***** Task material

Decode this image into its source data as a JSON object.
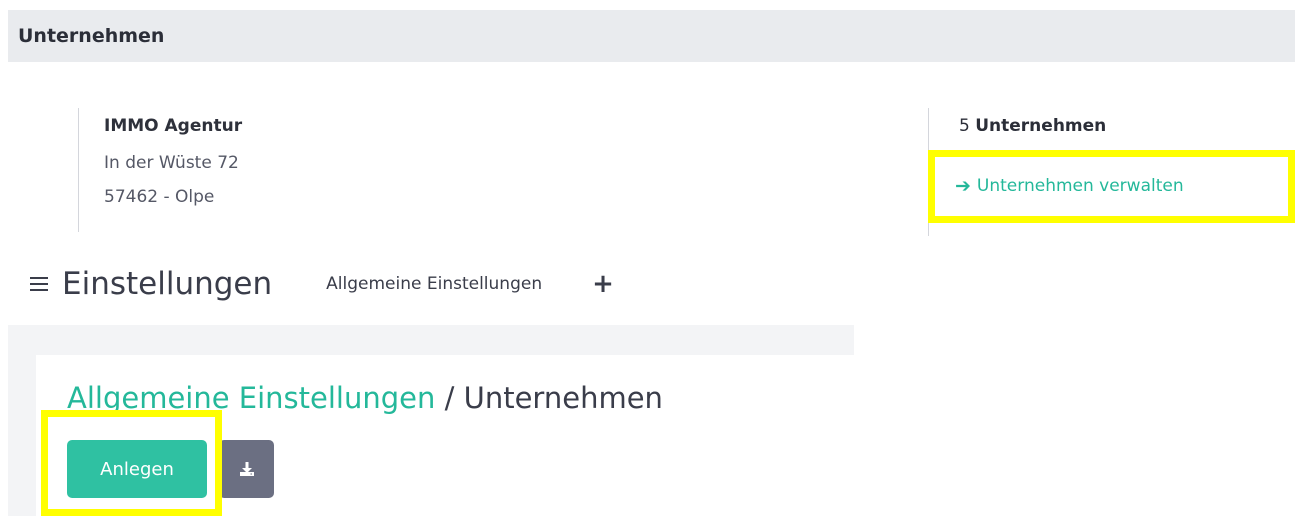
{
  "section": {
    "title": "Unternehmen"
  },
  "company": {
    "name": "IMMO Agentur",
    "street": "In der Wüste 72",
    "city": "57462 - Olpe"
  },
  "summary": {
    "count": "5",
    "count_label": "Unternehmen",
    "manage_link": "Unternehmen verwalten"
  },
  "settings": {
    "title": "Einstellungen",
    "tab_general": "Allgemeine Einstellungen",
    "add_icon": "plus-icon",
    "menu_icon": "hamburger-icon"
  },
  "breadcrumb": {
    "parent": "Allgemeine Einstellungen",
    "separator": " / ",
    "current": "Unternehmen"
  },
  "actions": {
    "create_label": "Anlegen",
    "download_icon": "download-icon"
  },
  "colors": {
    "accent": "#24b89a",
    "primary_button": "#2fc1a2",
    "secondary_button": "#6b6f82",
    "highlight": "#ffff00",
    "header_bg": "#e9ebee"
  }
}
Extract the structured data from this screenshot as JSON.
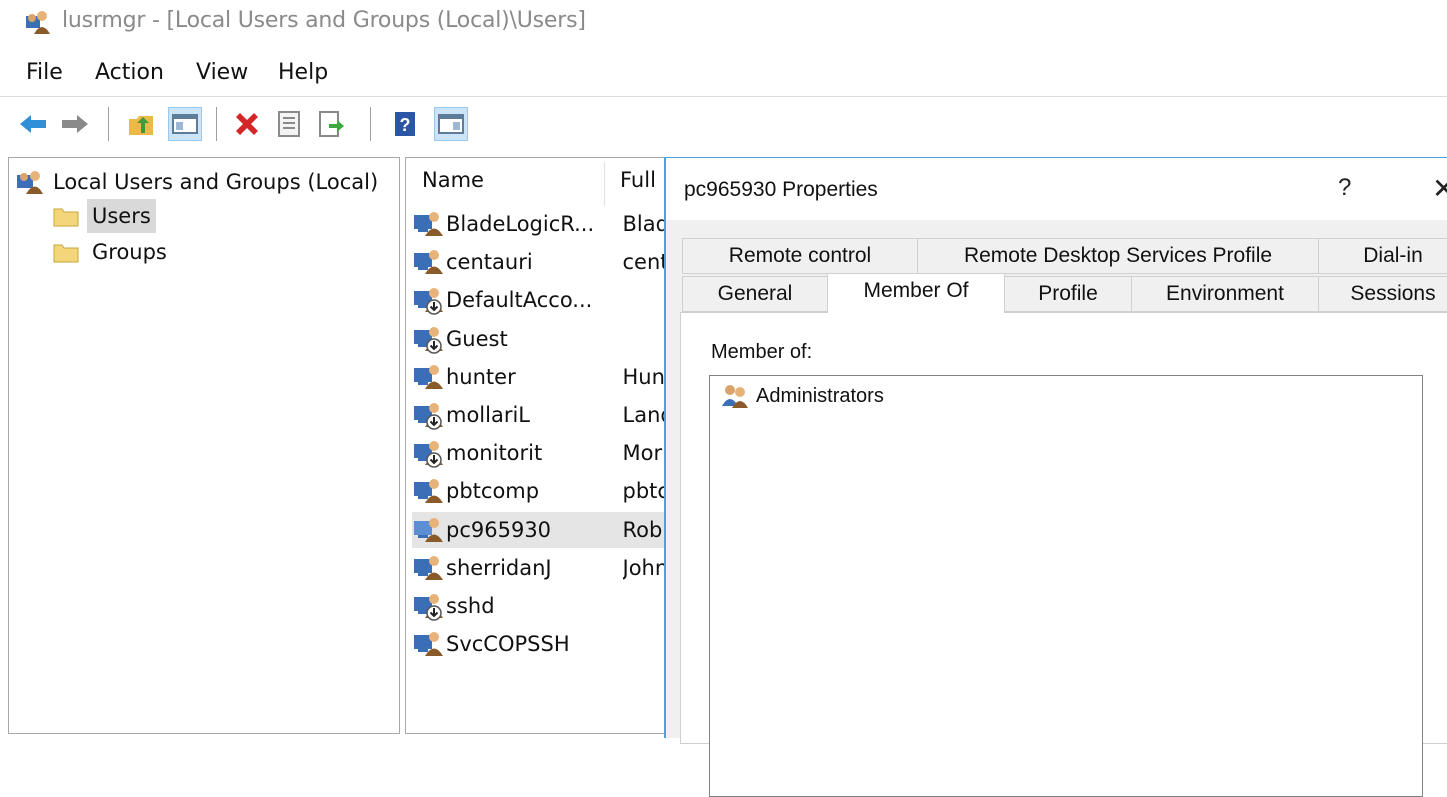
{
  "window": {
    "title": "lusrmgr - [Local Users and Groups (Local)\\Users]",
    "icon": "users-mmc-icon"
  },
  "menu": [
    "File",
    "Action",
    "View",
    "Help"
  ],
  "toolbar": {
    "buttons": [
      "back-arrow-icon",
      "forward-arrow-icon",
      "up-folder-icon",
      "show-hide-tree-icon",
      "delete-icon",
      "properties-icon",
      "export-list-icon",
      "help-icon",
      "show-hide-action-pane-icon"
    ],
    "active": [
      "show-hide-tree-icon",
      "show-hide-action-pane-icon"
    ]
  },
  "tree": {
    "root": "Local Users and Groups (Local)",
    "items": [
      {
        "label": "Users",
        "selected": true
      },
      {
        "label": "Groups",
        "selected": false
      }
    ]
  },
  "list": {
    "columns": [
      "Name",
      "Full"
    ],
    "rows": [
      {
        "name": "BladeLogicR...",
        "full": "Blad",
        "disabled": false
      },
      {
        "name": "centauri",
        "full": "cent",
        "disabled": false
      },
      {
        "name": "DefaultAcco...",
        "full": "",
        "disabled": true
      },
      {
        "name": "Guest",
        "full": "",
        "disabled": true
      },
      {
        "name": "hunter",
        "full": "Hun",
        "disabled": false
      },
      {
        "name": "mollariL",
        "full": "Land",
        "disabled": true
      },
      {
        "name": "monitorit",
        "full": "Mor",
        "disabled": true
      },
      {
        "name": "pbtcomp",
        "full": "pbtc",
        "disabled": false
      },
      {
        "name": "pc965930",
        "full": "Rob",
        "disabled": false,
        "selected": true
      },
      {
        "name": "sherridanJ",
        "full": "John",
        "disabled": false
      },
      {
        "name": "sshd",
        "full": "",
        "disabled": true
      },
      {
        "name": "SvcCOPSSH",
        "full": "",
        "disabled": false
      }
    ]
  },
  "dialog": {
    "title": "pc965930 Properties",
    "help": "?",
    "close": "✕",
    "tabs_row1": [
      "Remote control",
      "Remote Desktop Services Profile",
      "Dial-in"
    ],
    "tabs_row2": [
      "General",
      "Member Of",
      "Profile",
      "Environment",
      "Sessions"
    ],
    "selected_tab": "Member Of",
    "member_of_label": "Member of:",
    "members": [
      "Administrators"
    ]
  },
  "colors": {
    "accent_border": "#4aa3df",
    "selection_gray": "#d9d9d9",
    "toolbar_active": "#cce4f7"
  }
}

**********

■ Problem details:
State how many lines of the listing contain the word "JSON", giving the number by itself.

■ Solved problem:
2